I’ve been working with React for a couple years. I started by writing user facing applications and slowly moved into a role building components we share between applications. I’ve written and read a lot of React code in that time. One common issue with performance I’ve seen is using .bind or creating anonymous functions inside render blocks. Essentially what happens is every time render gets called a new function will be created. This doesn’t seem so bad but it’s really easy to get into a situation where render is being called a lot, which is usually okay, but the accumulation of new functions noticeably slows down the page. The problem is most often noticed on pages with large tables or lists of items.

Problem

Here’s a codepen with the performance problem.

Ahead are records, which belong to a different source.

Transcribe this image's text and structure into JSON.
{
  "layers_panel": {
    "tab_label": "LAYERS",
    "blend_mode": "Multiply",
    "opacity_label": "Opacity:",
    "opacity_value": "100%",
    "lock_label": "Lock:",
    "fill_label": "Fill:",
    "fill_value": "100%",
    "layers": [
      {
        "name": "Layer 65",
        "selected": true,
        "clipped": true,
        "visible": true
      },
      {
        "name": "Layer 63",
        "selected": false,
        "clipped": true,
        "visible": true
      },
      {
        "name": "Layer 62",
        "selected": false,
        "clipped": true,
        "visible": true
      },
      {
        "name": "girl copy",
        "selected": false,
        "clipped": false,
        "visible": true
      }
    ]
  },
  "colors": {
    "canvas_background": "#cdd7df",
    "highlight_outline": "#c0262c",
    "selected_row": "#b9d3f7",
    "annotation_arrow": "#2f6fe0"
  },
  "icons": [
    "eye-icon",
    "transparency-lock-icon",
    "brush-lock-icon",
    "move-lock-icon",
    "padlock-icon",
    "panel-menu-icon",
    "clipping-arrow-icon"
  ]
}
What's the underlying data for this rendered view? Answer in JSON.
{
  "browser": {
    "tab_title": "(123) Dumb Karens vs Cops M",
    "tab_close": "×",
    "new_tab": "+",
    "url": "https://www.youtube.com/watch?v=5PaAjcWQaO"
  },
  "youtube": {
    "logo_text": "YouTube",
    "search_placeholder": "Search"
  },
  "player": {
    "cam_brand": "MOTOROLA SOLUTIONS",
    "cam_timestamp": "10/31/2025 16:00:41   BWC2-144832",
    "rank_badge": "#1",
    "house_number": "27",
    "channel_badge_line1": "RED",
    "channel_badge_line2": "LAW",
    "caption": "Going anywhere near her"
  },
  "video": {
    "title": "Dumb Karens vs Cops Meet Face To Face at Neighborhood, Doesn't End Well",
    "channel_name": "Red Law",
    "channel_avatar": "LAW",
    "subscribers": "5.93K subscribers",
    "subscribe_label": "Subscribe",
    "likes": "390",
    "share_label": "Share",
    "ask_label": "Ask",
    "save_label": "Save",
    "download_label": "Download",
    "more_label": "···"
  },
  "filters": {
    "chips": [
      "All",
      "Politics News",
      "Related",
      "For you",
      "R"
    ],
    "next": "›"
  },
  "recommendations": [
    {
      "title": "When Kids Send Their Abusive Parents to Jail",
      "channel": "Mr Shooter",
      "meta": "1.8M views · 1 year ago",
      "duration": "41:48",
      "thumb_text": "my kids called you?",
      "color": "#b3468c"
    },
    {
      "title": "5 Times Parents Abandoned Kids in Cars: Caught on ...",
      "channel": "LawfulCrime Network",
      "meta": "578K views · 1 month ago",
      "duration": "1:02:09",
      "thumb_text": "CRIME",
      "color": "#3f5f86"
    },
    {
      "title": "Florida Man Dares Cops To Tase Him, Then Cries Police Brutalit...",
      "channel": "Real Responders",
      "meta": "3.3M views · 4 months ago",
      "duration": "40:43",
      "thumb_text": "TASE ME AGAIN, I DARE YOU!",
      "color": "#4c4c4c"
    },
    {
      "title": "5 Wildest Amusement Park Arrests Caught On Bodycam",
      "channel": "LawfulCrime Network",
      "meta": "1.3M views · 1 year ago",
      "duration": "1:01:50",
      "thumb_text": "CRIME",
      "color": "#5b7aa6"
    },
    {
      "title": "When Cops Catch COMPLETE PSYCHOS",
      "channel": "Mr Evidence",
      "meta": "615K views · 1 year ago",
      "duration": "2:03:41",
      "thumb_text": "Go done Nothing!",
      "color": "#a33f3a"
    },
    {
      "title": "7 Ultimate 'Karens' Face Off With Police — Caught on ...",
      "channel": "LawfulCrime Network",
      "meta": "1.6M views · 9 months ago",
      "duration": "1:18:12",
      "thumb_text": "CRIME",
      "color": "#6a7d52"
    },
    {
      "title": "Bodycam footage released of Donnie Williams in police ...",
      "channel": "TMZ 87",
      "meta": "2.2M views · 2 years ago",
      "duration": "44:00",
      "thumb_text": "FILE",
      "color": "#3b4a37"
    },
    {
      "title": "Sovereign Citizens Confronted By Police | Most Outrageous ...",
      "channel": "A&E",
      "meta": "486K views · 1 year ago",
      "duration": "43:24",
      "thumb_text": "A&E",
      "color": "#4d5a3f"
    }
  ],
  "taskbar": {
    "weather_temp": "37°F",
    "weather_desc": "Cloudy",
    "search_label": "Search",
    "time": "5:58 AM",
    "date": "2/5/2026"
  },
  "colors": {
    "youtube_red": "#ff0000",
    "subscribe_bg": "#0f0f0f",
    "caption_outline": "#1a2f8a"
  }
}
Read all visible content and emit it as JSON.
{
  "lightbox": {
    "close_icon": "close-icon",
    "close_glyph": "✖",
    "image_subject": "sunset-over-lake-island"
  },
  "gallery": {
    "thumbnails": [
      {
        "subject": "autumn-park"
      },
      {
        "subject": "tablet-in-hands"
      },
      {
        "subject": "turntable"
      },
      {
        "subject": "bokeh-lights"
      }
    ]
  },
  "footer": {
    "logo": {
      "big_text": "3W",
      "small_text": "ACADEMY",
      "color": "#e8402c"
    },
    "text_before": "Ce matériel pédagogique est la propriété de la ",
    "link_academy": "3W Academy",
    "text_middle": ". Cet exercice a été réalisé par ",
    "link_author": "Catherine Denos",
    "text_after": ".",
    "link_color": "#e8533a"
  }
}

But let’s take a look at some psuedo react code highlighting the problem:

const Component = React.createClass({

  ...

  handleSelect(id) {
    // do something with id
  },

  render() {
    return (
      ...

        {people.map(({ id }) => (
          ...
            <button onClick={() => { this.handleSelect(id); }} />
          ...
        ))}

      ...
    );
  }
});

Solution

Here’s a codepen for the fixed code. Let’s look at some more pseudo code highlighting the fix:

const Component = React.createClass({

  ...

  handleSelect(event) {
    // do something with `event.currentTarget.dataset.id`
  },

  render() {
    return (
      ...

        {people.map(({ id }) => (
          ...
            <button data-id={id} onClick={this.handleSelect} />
          ...
        ))}

      ...
    );
  }
});

Benchmark

I measured three things for my benchmarks: 1) initial render time, 2) first selection click time, and 3) subsequent selection click time. Here are the average results of my informal, manual testing (5 samples):

Initial Render (ms) Initial Select (ms) Subsequent Selects (ms)
Bad 381.166 2633.87 31.94
Good 285.396 16.876 8.022

By simply not creating an anonymous function in the render, we’re able to drastically improve the performance. Instead we can rely on a data-foo attribute that we can then pluck off the event in the event handler. If this seems subtle, it is. Thankfully there’s an eslint plugin to help us avoid this pitfall.

If you’re looking for a deeper dive, be sure to check out the official React perf page.